This is precisely
Cowered by the tyranny of political correctness, Israel has
abandoned the pursuit of military imperatives. The dread of being bogged down in
a “quagmire” of a land operation has ensnared it in the quicksand of impotence,
leading to a string of strategic failures that have left its adversaries
stronger than they were before Israeli action.
Yes, Israel’s overall
national strategy must incorporate a judicious mixture of military and
diplomatic endeavor. But diplomatic endeavor must be geared to facilitating the
pursuit of that strategy’s objectives, not to undermining it –and certainly
cannot become a determinant of those objectives, nor a factor that dictates the
measures to achieve them.
The IDF needs to remilitarize its thinking,
readopt military methods/methodologies, and reinstate military
It needs to refocus on “military solutions” and leave the
diplomatic ones to the diplomats.
Reinstating the “white flag” objective
According to Lappin, the architects of Israel’s defense strategy have
essentially renounced any endeavor to coerce the enemy to raise a white flag of
This is a grave error rooted more in the prevailing mood in
the political milieu rather than in military realities in the
True, some might protest with a degree of justification, the idea
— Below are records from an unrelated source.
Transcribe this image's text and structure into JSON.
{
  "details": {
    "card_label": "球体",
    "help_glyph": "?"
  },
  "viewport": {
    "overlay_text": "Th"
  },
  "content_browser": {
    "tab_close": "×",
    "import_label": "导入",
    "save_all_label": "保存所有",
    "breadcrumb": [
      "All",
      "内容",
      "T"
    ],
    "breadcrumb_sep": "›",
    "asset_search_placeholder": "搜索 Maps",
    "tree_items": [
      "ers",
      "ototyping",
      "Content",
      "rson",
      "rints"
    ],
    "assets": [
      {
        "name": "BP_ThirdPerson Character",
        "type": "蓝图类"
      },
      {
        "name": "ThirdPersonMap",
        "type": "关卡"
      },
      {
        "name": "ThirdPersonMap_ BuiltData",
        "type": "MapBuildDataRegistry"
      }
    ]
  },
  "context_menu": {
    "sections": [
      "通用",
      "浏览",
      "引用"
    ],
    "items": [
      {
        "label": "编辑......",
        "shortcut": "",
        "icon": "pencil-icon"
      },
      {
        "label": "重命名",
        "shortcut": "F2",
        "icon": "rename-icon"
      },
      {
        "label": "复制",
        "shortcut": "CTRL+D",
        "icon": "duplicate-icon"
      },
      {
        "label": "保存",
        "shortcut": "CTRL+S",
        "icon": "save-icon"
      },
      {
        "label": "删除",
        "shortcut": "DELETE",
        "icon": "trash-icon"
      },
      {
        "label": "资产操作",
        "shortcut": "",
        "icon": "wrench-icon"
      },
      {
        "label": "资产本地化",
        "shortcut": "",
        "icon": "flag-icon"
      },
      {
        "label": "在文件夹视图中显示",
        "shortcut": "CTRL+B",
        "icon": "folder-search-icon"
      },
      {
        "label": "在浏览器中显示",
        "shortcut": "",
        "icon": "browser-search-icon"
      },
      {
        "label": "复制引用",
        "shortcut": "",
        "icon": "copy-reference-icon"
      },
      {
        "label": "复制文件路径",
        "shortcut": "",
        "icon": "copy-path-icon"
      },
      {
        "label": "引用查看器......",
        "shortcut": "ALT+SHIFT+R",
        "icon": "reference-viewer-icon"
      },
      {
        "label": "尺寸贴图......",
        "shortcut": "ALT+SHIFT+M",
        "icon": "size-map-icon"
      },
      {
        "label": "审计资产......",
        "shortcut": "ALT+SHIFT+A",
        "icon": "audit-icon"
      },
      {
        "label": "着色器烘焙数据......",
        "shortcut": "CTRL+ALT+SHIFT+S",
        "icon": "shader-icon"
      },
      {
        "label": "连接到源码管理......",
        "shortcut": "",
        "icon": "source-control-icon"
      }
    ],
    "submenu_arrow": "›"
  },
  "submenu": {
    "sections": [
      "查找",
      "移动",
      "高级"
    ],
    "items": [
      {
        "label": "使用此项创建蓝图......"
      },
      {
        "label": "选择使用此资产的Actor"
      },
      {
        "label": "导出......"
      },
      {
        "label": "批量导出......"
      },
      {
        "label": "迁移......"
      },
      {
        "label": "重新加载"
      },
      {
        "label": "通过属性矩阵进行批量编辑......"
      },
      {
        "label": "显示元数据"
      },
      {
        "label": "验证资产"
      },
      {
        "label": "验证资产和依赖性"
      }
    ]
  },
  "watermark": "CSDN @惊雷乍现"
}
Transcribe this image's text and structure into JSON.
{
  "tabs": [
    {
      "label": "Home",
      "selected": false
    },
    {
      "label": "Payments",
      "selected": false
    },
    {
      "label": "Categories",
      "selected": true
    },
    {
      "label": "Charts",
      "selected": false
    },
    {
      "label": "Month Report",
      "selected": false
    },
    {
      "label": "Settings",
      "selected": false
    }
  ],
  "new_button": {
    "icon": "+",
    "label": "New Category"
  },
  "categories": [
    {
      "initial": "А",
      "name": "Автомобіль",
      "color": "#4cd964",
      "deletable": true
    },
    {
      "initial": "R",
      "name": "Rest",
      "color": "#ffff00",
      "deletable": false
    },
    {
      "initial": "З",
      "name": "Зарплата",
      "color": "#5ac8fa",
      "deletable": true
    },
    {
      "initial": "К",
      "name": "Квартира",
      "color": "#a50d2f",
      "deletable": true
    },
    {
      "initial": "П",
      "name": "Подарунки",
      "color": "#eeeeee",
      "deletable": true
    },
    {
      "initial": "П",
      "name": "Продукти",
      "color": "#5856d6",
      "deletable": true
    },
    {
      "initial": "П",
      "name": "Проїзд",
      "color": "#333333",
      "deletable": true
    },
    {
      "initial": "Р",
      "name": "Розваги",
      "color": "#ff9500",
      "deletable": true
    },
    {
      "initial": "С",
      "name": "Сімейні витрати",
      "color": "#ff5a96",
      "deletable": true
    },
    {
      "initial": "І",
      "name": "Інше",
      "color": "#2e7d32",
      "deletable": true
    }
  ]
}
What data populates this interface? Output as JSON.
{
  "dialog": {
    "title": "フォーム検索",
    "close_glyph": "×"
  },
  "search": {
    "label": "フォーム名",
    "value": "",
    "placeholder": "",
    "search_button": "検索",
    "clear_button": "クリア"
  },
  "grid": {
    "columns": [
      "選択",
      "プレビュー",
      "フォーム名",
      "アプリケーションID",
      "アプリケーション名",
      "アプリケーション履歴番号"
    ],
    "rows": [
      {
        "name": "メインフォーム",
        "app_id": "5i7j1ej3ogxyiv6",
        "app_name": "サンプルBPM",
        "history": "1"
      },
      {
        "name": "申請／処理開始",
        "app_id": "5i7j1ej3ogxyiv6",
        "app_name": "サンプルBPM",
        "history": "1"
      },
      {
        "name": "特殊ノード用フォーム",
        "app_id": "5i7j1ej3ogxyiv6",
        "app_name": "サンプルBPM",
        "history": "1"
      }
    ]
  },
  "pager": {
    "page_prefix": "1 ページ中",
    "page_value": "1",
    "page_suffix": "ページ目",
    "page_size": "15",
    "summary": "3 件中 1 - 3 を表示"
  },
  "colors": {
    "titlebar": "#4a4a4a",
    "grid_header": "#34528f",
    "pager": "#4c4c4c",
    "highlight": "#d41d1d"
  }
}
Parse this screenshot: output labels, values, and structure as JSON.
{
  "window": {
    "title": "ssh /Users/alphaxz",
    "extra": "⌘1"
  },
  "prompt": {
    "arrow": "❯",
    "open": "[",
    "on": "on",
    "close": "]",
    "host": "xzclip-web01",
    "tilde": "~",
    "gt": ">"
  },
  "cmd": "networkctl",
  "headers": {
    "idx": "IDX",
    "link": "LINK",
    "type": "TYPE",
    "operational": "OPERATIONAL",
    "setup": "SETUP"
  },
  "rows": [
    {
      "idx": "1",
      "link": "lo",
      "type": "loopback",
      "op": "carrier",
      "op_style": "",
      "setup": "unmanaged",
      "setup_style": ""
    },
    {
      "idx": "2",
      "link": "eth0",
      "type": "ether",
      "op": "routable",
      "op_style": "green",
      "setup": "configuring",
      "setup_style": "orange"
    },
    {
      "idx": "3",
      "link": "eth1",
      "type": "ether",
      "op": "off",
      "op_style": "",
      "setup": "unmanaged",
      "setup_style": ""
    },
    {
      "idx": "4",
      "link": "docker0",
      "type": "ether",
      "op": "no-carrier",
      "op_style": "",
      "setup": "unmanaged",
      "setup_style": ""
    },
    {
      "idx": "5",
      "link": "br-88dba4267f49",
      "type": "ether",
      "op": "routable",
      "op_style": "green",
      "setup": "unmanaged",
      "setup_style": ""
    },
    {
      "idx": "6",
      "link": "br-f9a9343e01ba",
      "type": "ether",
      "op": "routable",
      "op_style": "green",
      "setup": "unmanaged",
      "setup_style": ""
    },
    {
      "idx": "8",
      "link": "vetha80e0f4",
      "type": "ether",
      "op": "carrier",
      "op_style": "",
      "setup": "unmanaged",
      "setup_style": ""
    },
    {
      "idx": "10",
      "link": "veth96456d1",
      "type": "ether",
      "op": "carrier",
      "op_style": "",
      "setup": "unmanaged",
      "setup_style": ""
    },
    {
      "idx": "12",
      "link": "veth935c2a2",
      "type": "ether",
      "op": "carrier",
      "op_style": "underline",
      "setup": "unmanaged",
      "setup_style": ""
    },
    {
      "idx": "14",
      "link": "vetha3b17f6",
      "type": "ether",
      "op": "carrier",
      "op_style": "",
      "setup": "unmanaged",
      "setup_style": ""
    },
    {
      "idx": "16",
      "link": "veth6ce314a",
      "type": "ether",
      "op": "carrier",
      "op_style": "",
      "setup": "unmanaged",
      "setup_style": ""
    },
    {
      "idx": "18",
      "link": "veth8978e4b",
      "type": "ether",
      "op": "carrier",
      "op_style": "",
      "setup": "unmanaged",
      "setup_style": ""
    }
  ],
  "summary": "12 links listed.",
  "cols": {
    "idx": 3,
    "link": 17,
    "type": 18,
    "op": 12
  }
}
of a comprehensive victory over the Arab world is a dangerous, unattainable
delusion. Perhaps – but imposing surrender on the enemy in specific theaters of
military engagement is not.
Thus, as Inbar observes, the IDF definitely
could have “eviscerat[ed] Hezbollah’s ability to harm Israel.”
surrender could have been imposed on Hezbollah in Lebanon in 2006; it could have
been imposed on Hamas in Gaza in 2008. It can and must be imposed on Hamas
The missing ingredient was not martial prowess of the IDF, nor the
motivation of its warriors. The lack of political will was the missing
ingredient required for a more successful outcome.
In the next encounter
– regrettably made inevitable by the policies now adopted – Israel’s Arab
adversaries, whether non-states, quasi-states or states, must be crushed by
overwhelming force, from the land, sea and air. Their leaders must be seized or
slain. They must be forced to admit defeat – and indeed forced to hoist a white
flag as an unambiguous acknowledgment of surrender.
The coming elections
This is far from an exhaustive critique of the problem Lappin sets out in his
article, and much remains to be addressed that, sadly, the constraints of space
does not permit.
But given that the sources of the malaise afflicting
Israel’s military planners are dominantly political, one can only hope that the
stiffening of national resolve the public seems to be displaying in its choice
of candidates for the next Knesset, will result in a new political atmosphere
that will permit the IDF to once again become the formidable and feared fighting
apparatus it once was – free of the impediments which currently curtail its
operational alternatives, endanger the country it is assigned to defend and
imperil the citizens it is charged to protect.
(www.martinsherman.net) is the founder and executive director of the Israel
Institute for Strategic Studies.